A major event in Copenhagen next week could make a crucial difference for the 67 million children around the world who are still not enrolled at school. Representatives of developing country governments, bilateral and multilateral agencies, civil society organizations and private foundations will gather at a pledging conference on November 8 to mobilize resources and political commitments for the newly branded Global Partnership for Education (formerly the Education for All Fast Track Initiative).
A major increase in funding for education is long overdue. Despite a recent rise in aid to basic education in 2009, of the US$5.6 billion available only US$3 billion is spent on the world’s poorest countries. This is vastly insufficient given that US$16 billion is needed to ensure all children in these countries are able to go to school, as we highlight in a new briefing paper by the EFA Global Monitoring Report team.

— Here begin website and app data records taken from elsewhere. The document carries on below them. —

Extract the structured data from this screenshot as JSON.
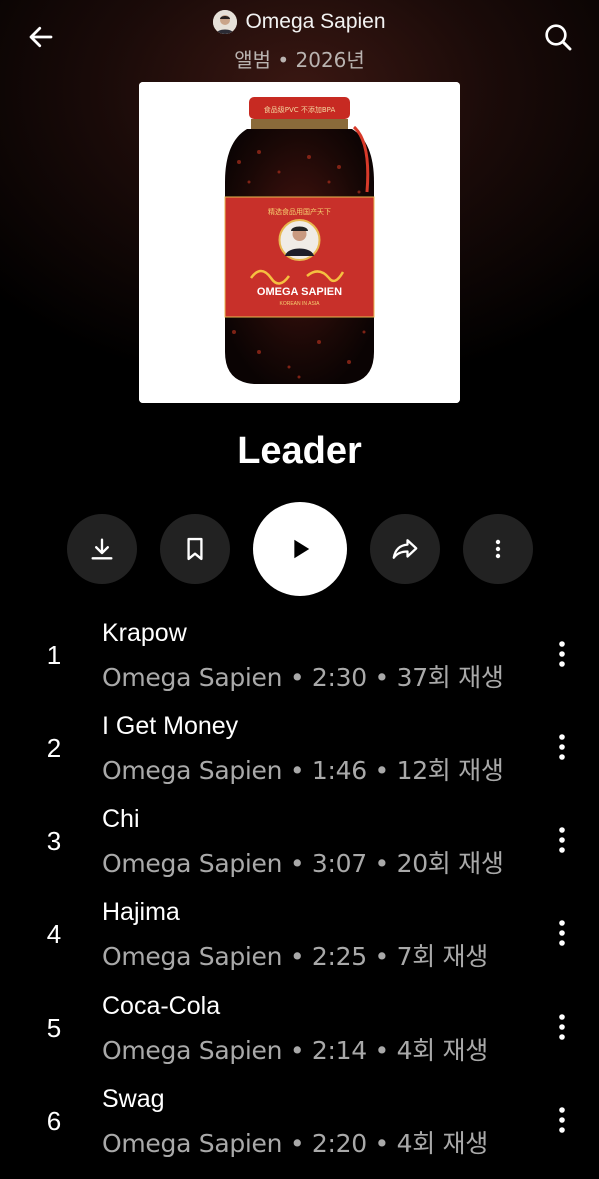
{
  "header": {
    "artist": "Omega Sapien",
    "subtitle": "앨범 • 2026년"
  },
  "album": {
    "title": "Leader",
    "cover_label": {
      "lid_text": "食品级PVC 不添加BPA",
      "top_text": "精选食品用国产天下",
      "brand": "OMEGA SAPIEN",
      "brand_sub": "KOREAN IN ASIA"
    }
  },
  "actions": {
    "download": "download-icon",
    "save": "bookmark-icon",
    "play": "play-icon",
    "share": "share-icon",
    "more": "more-vertical-icon"
  },
  "tracks": [
    {
      "num": "1",
      "title": "Krapow",
      "meta": "Omega Sapien • 2:30 • 37회 재생"
    },
    {
      "num": "2",
      "title": "I Get Money",
      "meta": "Omega Sapien • 1:46 • 12회 재생"
    },
    {
      "num": "3",
      "title": "Chi",
      "meta": "Omega Sapien • 3:07 • 20회 재생"
    },
    {
      "num": "4",
      "title": "Hajima",
      "meta": "Omega Sapien • 2:25 • 7회 재생"
    },
    {
      "num": "5",
      "title": "Coca-Cola",
      "meta": "Omega Sapien • 2:14 • 4회 재생"
    },
    {
      "num": "6",
      "title": "Swag",
      "meta": "Omega Sapien • 2:20 • 4회 재생"
    }
  ]
}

Just four countries benefited from over 80% of the increase in aid to basic education: India, Pakistan, Ethiopia and Viet Nam. Worryingly, anticipated future aid flows indicate that funding for education in countries most in need, especially those in sub-Saharan Africa and South and West Asia, are likely to fall significantly because major donors such as the Netherlands and the United States are shifting their priorities.
As our aid briefing paper concludes, “Recent increases in aid support have helped reduced the number of children out of school, but experience shows that overdependence on a small number of donors can jeopardize such gains. Aid to basic education, in other words, is not only vastly insufficient but also dangerously fragile.”
There appears to be little hope that the fragility of funding for education in the world’s poorest countries is going to change soon. As the leaders of the G20 meet this week in Cannes, France, to discuss key issues in the global economy, their minds are mainly focused on immediate concerns of the Eurozone crisis. To the limited extent that development issues are on the agenda, these almost entirely ignore the plight of children and young people who are denied the opportunity to develop skills they need to find work, as revealed by the communiqué of the G20 finance ministers’ meeting in October.
There is an urgent need to reverse the trends that are keeping education out of the international spotlight – and quickly. The meeting of the Global Partnership for Education in Copenhagen is a real opportunity for aid donors to show their financial and political commitment to the Education for All goals they signed up for in 2000. If they don’t do so next week, there is little hope that the 67 million children still out of school will have the chance to start school before the deadline of 2015.